→ **TASK OBJECTIVE**:
Please output all the entries word for word, without the pictures.

→ **RECORDS PROVIDED**:
• • • •
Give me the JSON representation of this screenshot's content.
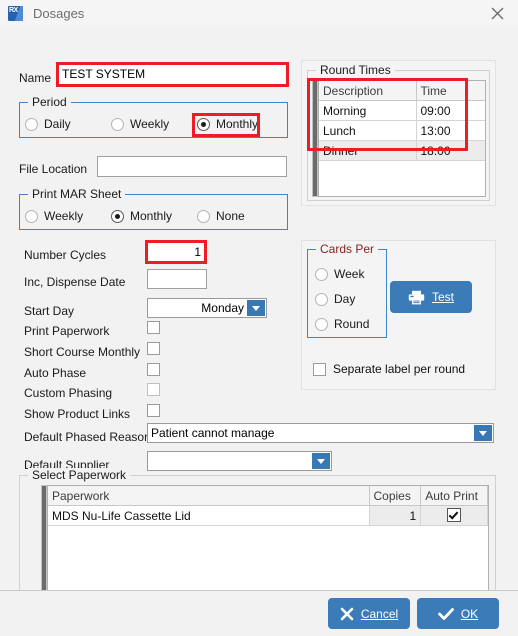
{
  "window": {
    "title": "Dosages",
    "icon": "rx-app-icon",
    "close_label": "close-icon"
  },
  "form": {
    "name_label": "Name",
    "name_value": "TEST SYSTEM",
    "file_location_label": "File Location",
    "file_location_value": "",
    "number_cycles_label": "Number Cycles",
    "number_cycles_value": "1",
    "inc_dispense_date_label": "Inc, Dispense Date",
    "inc_dispense_date_value": "",
    "start_day_label": "Start Day",
    "start_day_value": "Monday",
    "default_phased_reason_label": "Default Phased Reason",
    "default_phased_reason_value": "Patient cannot manage",
    "default_supplier_label": "Default Supplier",
    "default_supplier_value": ""
  },
  "period": {
    "caption": "Period",
    "options": [
      {
        "label": "Daily",
        "selected": false
      },
      {
        "label": "Weekly",
        "selected": false
      },
      {
        "label": "Monthly",
        "selected": true
      }
    ]
  },
  "print_mar_sheet": {
    "caption": "Print MAR Sheet",
    "options": [
      {
        "label": "Weekly",
        "selected": false
      },
      {
        "label": "Monthly",
        "selected": true
      },
      {
        "label": "None",
        "selected": false
      }
    ]
  },
  "checkboxes": [
    {
      "label": "Print Paperwork",
      "checked": false,
      "dim": false
    },
    {
      "label": "Short Course Monthly",
      "checked": false,
      "dim": false
    },
    {
      "label": "Auto Phase",
      "checked": false,
      "dim": false
    },
    {
      "label": "Custom Phasing",
      "checked": false,
      "dim": true
    },
    {
      "label": "Show Product Links",
      "checked": false,
      "dim": false
    }
  ],
  "round_times": {
    "caption": "Round Times",
    "columns": [
      "Description",
      "Time"
    ],
    "rows": [
      {
        "description": "Morning",
        "time": "09:00",
        "selected": false
      },
      {
        "description": "Lunch",
        "time": "13:00",
        "selected": false
      },
      {
        "description": "Dinner",
        "time": "18:00",
        "selected": true
      }
    ]
  },
  "cards_per": {
    "caption": "Cards Per",
    "caption_color": "#8b2020",
    "options": [
      {
        "label": "Week",
        "selected": false
      },
      {
        "label": "Day",
        "selected": false
      },
      {
        "label": "Round",
        "selected": false
      }
    ],
    "test_button": "Test",
    "test_icon": "printer-icon",
    "separate_label_per_round": "Separate label per round",
    "separate_label_checked": false
  },
  "select_paperwork": {
    "caption": "Select Paperwork",
    "columns": [
      "Paperwork",
      "Copies",
      "Auto Print"
    ],
    "rows": [
      {
        "paperwork": "MDS Nu-Life Cassette Lid",
        "copies": "1",
        "auto_print": true
      }
    ]
  },
  "footer": {
    "cancel_label": "Cancel",
    "cancel_icon": "x-icon",
    "ok_label": "OK",
    "ok_icon": "check-icon"
  },
  "highlights": {
    "accent": "#ee1c25",
    "items": [
      "name-field",
      "period-monthly",
      "round-times-table",
      "number-cycles-field"
    ]
  }
}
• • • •
→ **TASK RESPONSE**:
Give me the JSON representation of this screenshot's content.
{
  "window": {
    "title": "Dosages",
    "icon": "rx-app-icon",
    "close_label": "close-icon"
  },
  "form": {
    "name_label": "Name",
    "name_value": "TEST SYSTEM",
    "file_location_label": "File Location",
    "file_location_value": "",
    "number_cycles_label": "Number Cycles",
    "number_cycles_value": "1",
    "inc_dispense_date_label": "Inc, Dispense Date",
    "inc_dispense_date_value": "",
    "start_day_label": "Start Day",
    "start_day_value": "Monday",
    "default_phased_reason_label": "Default Phased Reason",
    "default_phased_reason_value": "Patient cannot manage",
    "default_supplier_label": "Default Supplier",
    "default_supplier_value": ""
  },
  "period": {
    "caption": "Period",
    "options": [
      {
        "label": "Daily",
        "selected": false
      },
      {
        "label": "Weekly",
        "selected": false
      },
      {
        "label": "Monthly",
        "selected": true
      }
    ]
  },
  "print_mar_sheet": {
    "caption": "Print MAR Sheet",
    "options": [
      {
        "label": "Weekly",
        "selected": false
      },
      {
        "label": "Monthly",
        "selected": true
      },
      {
        "label": "None",
        "selected": false
      }
    ]
  },
  "checkboxes": [
    {
      "label": "Print Paperwork",
      "checked": false,
      "dim": false
    },
    {
      "label": "Short Course Monthly",
      "checked": false,
      "dim": false
    },
    {
      "label": "Auto Phase",
      "checked": false,
      "dim": false
    },
    {
      "label": "Custom Phasing",
      "checked": false,
      "dim": true
    },
    {
      "label": "Show Product Links",
      "checked": false,
      "dim": false
    }
  ],
  "round_times": {
    "caption": "Round Times",
    "columns": [
      "Description",
      "Time"
    ],
    "rows": [
      {
        "description": "Morning",
        "time": "09:00",
        "selected": false
      },
      {
        "description": "Lunch",
        "time": "13:00",
        "selected": false
      },
      {
        "description": "Dinner",
        "time": "18:00",
        "selected": true
      }
    ]
  },
  "cards_per": {
    "caption": "Cards Per",
    "caption_color": "#8b2020",
    "options": [
      {
        "label": "Week",
        "selected": false
      },
      {
        "label": "Day",
        "selected": false
      },
      {
        "label": "Round",
        "selected": false
      }
    ],
    "test_button": "Test",
    "test_icon": "printer-icon",
    "separate_label_per_round": "Separate label per round",
    "separate_label_checked": false
  },
  "select_paperwork": {
    "caption": "Select Paperwork",
    "columns": [
      "Paperwork",
      "Copies",
      "Auto Print"
    ],
    "rows": [
      {
        "paperwork": "MDS Nu-Life Cassette Lid",
        "copies": "1",
        "auto_print": true
      }
    ]
  },
  "footer": {
    "cancel_label": "Cancel",
    "cancel_icon": "x-icon",
    "ok_label": "OK",
    "ok_icon": "check-icon"
  },
  "highlights": {
    "accent": "#ee1c25",
    "items": [
      "name-field",
      "period-monthly",
      "round-times-table",
      "number-cycles-field"
    ]
  }
}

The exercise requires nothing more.